* Exercise details
Read through the listing below and return only the lines containing "title".

* Entries provided
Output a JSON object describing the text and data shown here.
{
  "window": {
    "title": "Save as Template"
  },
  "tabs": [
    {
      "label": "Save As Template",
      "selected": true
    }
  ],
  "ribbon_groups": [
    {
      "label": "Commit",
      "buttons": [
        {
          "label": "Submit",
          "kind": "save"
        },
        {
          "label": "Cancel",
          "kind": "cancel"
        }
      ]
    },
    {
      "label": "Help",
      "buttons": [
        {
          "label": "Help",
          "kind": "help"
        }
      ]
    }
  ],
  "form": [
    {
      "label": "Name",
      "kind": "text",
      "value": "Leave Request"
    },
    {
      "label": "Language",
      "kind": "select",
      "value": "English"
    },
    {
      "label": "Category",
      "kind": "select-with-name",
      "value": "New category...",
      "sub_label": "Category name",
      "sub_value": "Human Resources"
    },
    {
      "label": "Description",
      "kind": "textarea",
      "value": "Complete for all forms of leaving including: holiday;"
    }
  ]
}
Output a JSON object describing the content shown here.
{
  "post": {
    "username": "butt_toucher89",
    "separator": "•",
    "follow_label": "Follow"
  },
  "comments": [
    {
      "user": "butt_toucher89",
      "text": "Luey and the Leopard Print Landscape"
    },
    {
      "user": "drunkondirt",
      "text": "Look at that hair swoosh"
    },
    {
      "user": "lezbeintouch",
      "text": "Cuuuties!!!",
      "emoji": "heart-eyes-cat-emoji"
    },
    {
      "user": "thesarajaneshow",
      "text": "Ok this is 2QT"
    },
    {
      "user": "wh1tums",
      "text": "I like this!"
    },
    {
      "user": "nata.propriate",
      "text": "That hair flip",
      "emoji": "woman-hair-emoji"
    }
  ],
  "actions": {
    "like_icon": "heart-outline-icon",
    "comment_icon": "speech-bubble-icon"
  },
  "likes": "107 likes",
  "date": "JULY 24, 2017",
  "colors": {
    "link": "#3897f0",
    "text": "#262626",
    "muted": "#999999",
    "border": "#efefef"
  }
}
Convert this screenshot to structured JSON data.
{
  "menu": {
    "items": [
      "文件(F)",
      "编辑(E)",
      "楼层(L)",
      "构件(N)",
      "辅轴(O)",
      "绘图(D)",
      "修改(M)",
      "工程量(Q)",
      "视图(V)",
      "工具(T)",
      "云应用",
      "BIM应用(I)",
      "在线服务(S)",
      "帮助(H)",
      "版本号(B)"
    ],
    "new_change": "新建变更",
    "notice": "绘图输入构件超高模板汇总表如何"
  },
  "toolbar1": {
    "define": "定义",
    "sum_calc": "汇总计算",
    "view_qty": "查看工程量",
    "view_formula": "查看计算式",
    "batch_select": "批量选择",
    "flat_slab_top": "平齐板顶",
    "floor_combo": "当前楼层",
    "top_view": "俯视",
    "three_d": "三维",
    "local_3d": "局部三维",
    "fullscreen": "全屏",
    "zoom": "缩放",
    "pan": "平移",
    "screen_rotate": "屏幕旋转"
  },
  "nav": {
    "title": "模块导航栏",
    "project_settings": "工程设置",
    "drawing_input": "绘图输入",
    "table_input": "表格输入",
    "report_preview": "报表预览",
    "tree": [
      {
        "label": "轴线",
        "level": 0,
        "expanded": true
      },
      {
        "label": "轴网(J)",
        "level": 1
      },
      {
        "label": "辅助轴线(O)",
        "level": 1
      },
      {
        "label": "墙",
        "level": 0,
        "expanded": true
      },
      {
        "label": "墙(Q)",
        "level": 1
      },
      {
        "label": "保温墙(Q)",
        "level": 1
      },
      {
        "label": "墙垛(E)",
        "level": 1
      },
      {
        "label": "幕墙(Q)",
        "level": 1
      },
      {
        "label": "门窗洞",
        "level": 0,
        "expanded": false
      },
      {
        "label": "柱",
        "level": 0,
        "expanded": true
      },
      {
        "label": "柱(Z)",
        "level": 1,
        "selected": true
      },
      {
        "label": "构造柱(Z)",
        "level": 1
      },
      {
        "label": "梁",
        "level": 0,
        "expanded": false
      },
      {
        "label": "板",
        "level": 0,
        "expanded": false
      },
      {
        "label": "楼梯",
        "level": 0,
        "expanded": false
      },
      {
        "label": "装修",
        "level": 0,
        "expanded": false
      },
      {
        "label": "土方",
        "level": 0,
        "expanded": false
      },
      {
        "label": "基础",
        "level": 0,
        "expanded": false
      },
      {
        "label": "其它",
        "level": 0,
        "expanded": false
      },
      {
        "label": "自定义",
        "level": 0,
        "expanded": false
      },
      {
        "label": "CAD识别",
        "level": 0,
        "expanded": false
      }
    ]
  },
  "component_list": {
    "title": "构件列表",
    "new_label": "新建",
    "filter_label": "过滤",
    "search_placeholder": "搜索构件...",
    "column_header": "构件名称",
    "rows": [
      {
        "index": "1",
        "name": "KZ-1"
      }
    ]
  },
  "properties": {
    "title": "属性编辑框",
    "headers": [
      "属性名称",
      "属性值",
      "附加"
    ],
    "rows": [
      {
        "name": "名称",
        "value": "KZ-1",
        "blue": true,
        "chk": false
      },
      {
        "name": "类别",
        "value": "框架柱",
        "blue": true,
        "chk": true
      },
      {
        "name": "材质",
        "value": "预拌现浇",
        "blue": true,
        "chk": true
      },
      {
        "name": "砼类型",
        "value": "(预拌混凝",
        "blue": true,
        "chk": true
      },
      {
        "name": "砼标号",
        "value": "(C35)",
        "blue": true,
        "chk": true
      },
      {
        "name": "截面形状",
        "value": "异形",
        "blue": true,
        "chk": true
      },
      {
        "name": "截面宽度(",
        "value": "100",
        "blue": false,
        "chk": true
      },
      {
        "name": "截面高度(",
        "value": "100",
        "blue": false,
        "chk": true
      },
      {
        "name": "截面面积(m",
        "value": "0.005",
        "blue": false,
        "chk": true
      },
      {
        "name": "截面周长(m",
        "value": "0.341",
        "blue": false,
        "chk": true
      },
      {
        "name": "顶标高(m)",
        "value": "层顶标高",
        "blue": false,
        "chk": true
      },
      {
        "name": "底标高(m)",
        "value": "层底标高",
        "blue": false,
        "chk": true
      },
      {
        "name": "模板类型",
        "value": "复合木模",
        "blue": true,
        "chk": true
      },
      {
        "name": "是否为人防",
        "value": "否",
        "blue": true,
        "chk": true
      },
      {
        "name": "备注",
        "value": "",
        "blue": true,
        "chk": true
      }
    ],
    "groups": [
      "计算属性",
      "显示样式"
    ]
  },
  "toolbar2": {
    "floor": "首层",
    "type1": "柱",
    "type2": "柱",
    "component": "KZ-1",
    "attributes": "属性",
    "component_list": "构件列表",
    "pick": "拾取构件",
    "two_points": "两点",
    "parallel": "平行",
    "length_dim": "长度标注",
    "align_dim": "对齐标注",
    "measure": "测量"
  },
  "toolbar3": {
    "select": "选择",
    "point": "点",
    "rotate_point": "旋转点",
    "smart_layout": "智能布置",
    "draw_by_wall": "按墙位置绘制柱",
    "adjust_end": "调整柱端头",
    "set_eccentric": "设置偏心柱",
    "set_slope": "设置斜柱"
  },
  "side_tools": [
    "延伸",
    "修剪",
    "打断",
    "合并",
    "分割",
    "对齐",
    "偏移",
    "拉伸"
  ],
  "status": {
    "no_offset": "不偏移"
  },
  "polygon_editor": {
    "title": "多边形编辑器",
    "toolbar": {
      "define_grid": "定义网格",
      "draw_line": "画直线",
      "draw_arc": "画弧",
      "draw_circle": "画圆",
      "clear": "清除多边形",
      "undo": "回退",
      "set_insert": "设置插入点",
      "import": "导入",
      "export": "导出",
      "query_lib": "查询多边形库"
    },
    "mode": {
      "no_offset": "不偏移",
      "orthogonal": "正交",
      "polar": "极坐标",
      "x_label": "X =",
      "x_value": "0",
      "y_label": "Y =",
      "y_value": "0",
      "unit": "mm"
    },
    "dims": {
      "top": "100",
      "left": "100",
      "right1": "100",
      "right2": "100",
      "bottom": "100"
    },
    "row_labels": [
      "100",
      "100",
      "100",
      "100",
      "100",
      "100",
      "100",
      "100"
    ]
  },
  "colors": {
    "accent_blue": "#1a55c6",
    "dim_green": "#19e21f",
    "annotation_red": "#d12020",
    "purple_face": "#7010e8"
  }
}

* Result of the task
    "title": "Save as Template"
    "title": "模块导航栏",
    "title": "构件列表",
    "title": "属性编辑框",
    "title": "多边形编辑器",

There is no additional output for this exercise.